Today’s graduating physicians are more likely than ever before to seek employment in a hospital or large organization than in a private practice.
Avoiding the details of the business side of medicine is one of the main reasons some doctors prefer employment. Ironically, though, today’s employment contracts often include productivity compensation components that require physicians to pay at least some attention to business details.
Some physicians instinctively shy away from such contracts altogether, making it harder to attract the right providers for an open position. And they may do so without realizing that productivity-based compensation may allow them to earn a lot more money. So what can you do to help open physicians’ minds about productivity-based compensation, and build their trust?
"Taking the time to communicate in detail" is invaluable, says Satish Prabhu, M.D., owner and medical director of Rainbow Kids Clinic in Clarksville, Tennessee. Giving as much detail as possible about payment structures builds trust that makes it easier for physicians to ask questions and dig into the calculations in depth.
Seger Morris, D.O., internal medicine program director and division chief, Mississippi internal medicine programs at Baptist Memorial Health Care in Oxford, Mississippi, agrees. "It’s up to the recruiter to break it down. I hate to say you need to dumb it down, but most physicians just don’t have a desire or know where to get the information."

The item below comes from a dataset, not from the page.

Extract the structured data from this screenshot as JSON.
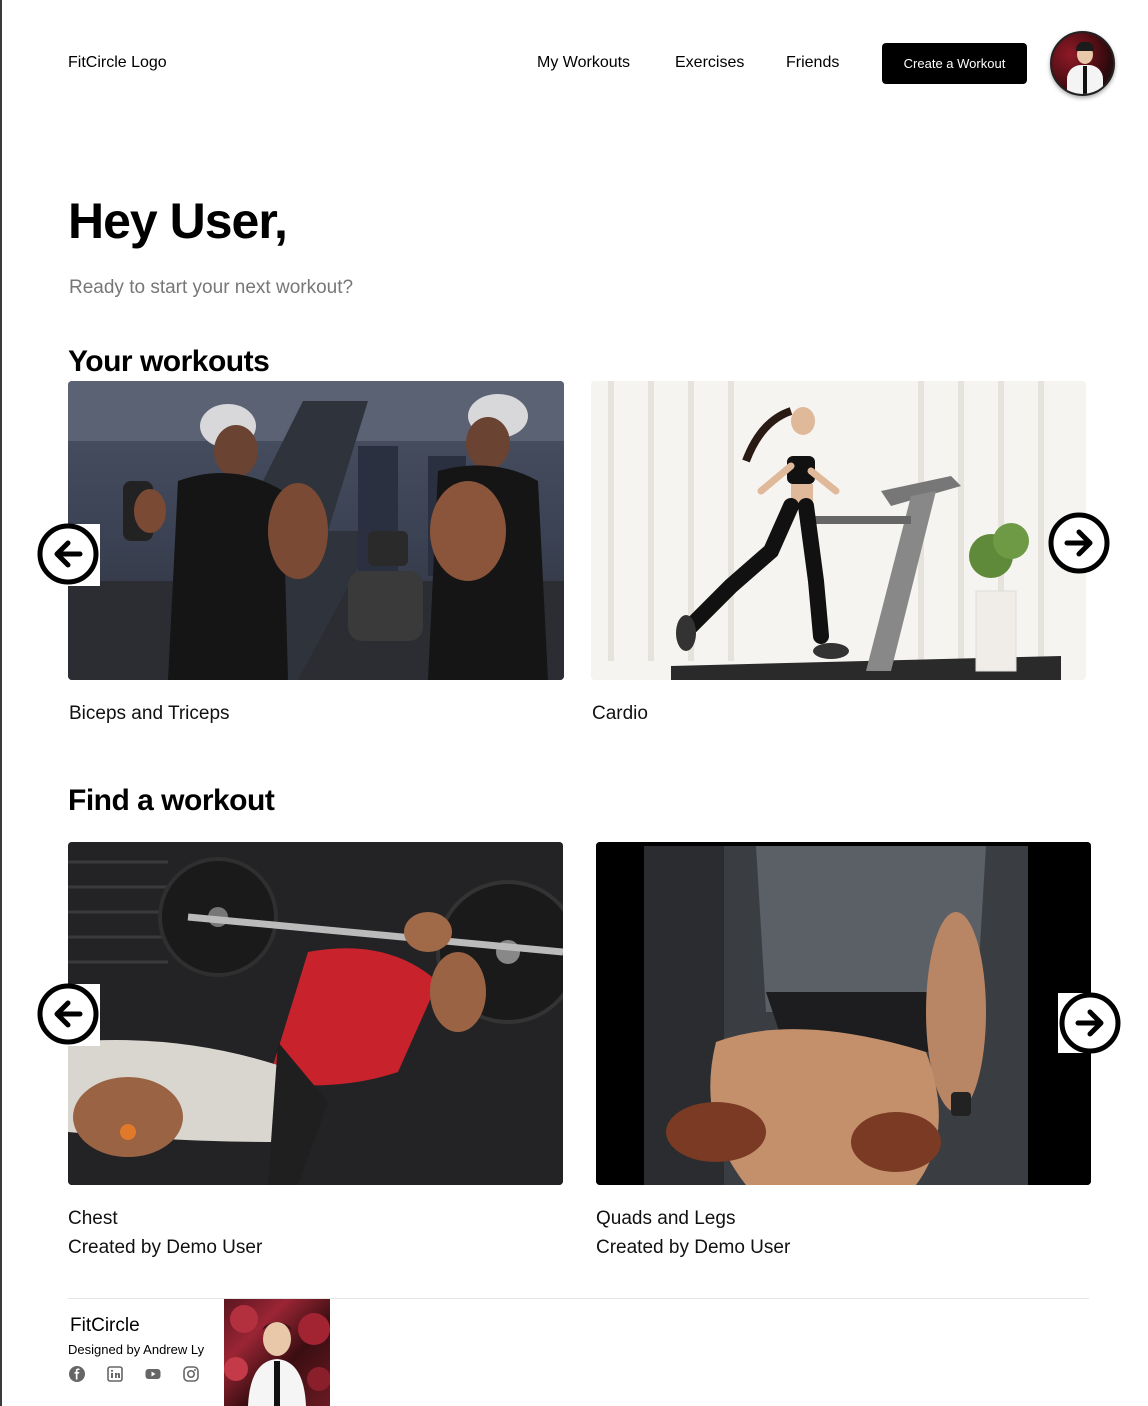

Morris advises giving physician candidates a very explicit explanation of how your compensation plan works. "For example, if it’s an RVU plan, the recruiters should benchmark per-encounter RVUs for that specialty and region and equate that to the number of patients per day the physician will be asked to see. Residents are worried about volume, because they’re used to seeing five to seven patients in a half day. They hear stories about’such-and-such sees 40 per day’ and think ’I can’t do that.’" These kinds of stories cause physicians to distrust productivity compensation from the start. "But if the recruiter can break it down and show exactly how it will work," Morris says, physicians can be reassured.
Andrew Hajde, CMPE, assistant director of association content at the Medical Group Management Association (MGMA), agrees. "Physicians can be intimidated when they hear specific metrics, like ’you’ll have to see 25 patients per day.’ But we know that some patients will take 45 minutes and some only 15. It’s the recruiter’s job to break this down, so candidates can see what’s reasonable and not be scared away."

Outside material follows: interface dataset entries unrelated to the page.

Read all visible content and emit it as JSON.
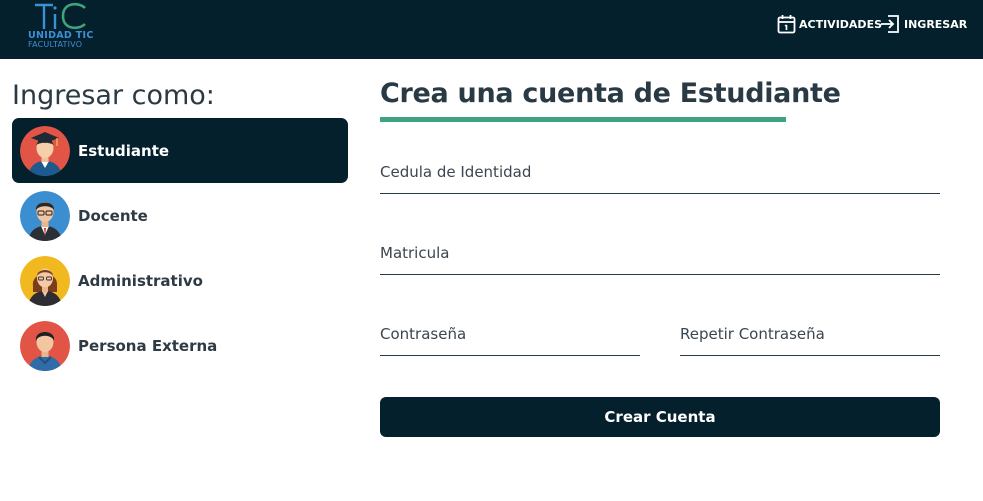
{
  "header": {
    "logo": {
      "line1": "UNIDAD TIC",
      "line2": "FACULTATIVO",
      "mark": "TiC"
    },
    "nav": [
      {
        "label": "ACTIVIDADES",
        "icon": "calendar-icon"
      },
      {
        "label": "INGRESAR",
        "icon": "login-icon"
      }
    ]
  },
  "sidebar": {
    "title": "Ingresar como:",
    "roles": [
      {
        "label": "Estudiante",
        "avatar": "student-avatar",
        "active": true
      },
      {
        "label": "Docente",
        "avatar": "teacher-avatar",
        "active": false
      },
      {
        "label": "Administrativo",
        "avatar": "admin-avatar",
        "active": false
      },
      {
        "label": "Persona Externa",
        "avatar": "external-avatar",
        "active": false
      }
    ]
  },
  "form": {
    "title": "Crea una cuenta de Estudiante",
    "fields": {
      "cedula": {
        "placeholder": "Cedula de Identidad",
        "value": ""
      },
      "matricula": {
        "placeholder": "Matricula",
        "value": ""
      },
      "password": {
        "placeholder": "Contraseña",
        "value": ""
      },
      "repeat_password": {
        "placeholder": "Repetir Contraseña",
        "value": ""
      }
    },
    "submit_label": "Crear Cuenta"
  },
  "colors": {
    "navbar": "#03202c",
    "accent_underline": "#3ea37e",
    "logo_blue": "#3d8fd6",
    "text": "#2a3a44"
  }
}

"In my experience, a physician is often handed a contract and encouraged to ask questions, instead of the recruiter taking the time to walk them through examples or explain how calculations are performed," says SamuelGerhardt, D.O., MBA, chief resident of Methodist Hospital in Henderson, Kentucky. "A staff member who has a solid understanding of the employer’s compensation strategy should sit down with the physician to explain the contract and the implications for pay in clear terms, rather than rely on the physician or the physician’s advisers to explain it for them."
Sometimes, physicians’ fears and skepticism are a result of not understanding enough about who a recruiter works for. Transparency about that is key. In-house recruiters should be clear that they work directly for the potential employer, and try to provide actual data about how real physicians in your organization are making their productivity goals.

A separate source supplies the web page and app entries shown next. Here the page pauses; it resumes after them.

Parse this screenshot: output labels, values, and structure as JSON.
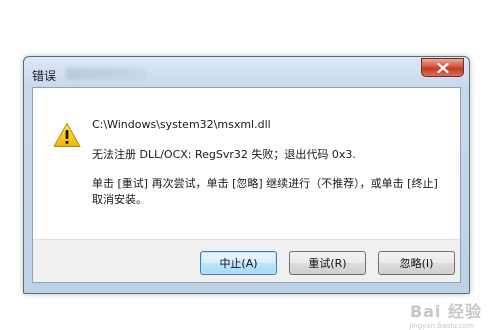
{
  "dialog": {
    "title": "错误",
    "colors": {
      "title_bar": "#c9d9ec",
      "close_button": "#c43a25",
      "default_button_border": "#3c7fb1",
      "warning_icon": "#f2c200"
    }
  },
  "message": {
    "path": "C:\\Windows\\system32\\msxml.dll",
    "error": "无法注册 DLL/OCX: RegSvr32 失败；退出代码 0x3.",
    "instruction": "单击 [重试] 再次尝试，单击 [忽略] 继续进行（不推荐），或单击 [终止] 取消安装。",
    "icon": "warning-icon"
  },
  "buttons": {
    "abort_label": "中止(A)",
    "retry_label": "重试(R)",
    "ignore_label": "忽略(I)",
    "close_icon": "close-icon"
  },
  "watermark": {
    "text": "Bai 经验",
    "subtext": "jingyan.baidu.com"
  }
}
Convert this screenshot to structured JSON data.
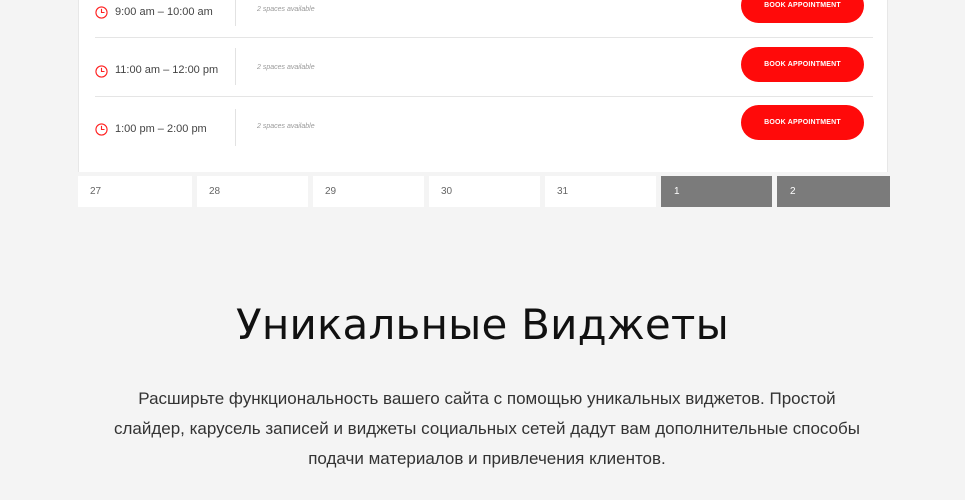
{
  "booking": {
    "slots": [
      {
        "time": "9:00 am – 10:00 am",
        "availability": "2 spaces available",
        "button": "Book Appointment"
      },
      {
        "time": "11:00 am – 12:00 pm",
        "availability": "2 spaces available",
        "button": "Book Appointment"
      },
      {
        "time": "1:00 pm – 2:00 pm",
        "availability": "2 spaces available",
        "button": "Book Appointment"
      }
    ],
    "dates": [
      "27",
      "28",
      "29",
      "30",
      "31",
      "1",
      "2"
    ],
    "active_dates": [
      "1",
      "2"
    ]
  },
  "section": {
    "title": "Уникальные Виджеты",
    "description": "Расширьте функциональность вашего сайта с помощью уникальных виджетов. Простой слайдер, карусель записей и виджеты социальных сетей дадут вам дополнительные способы подачи материалов и привлечения клиентов."
  },
  "colors": {
    "accent": "#ff0a0a",
    "active_date_bg": "#7b7b7b",
    "page_bg": "#f4f4f4"
  }
}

Recruiters can help physicians educate themselves and build trust by recommending books, websites, and benchmarking tools. Adds Morris: "Recruiters can say, ’I recommend you compare your options, and here are some resources.’ Point them in the right direction to do their own homework.”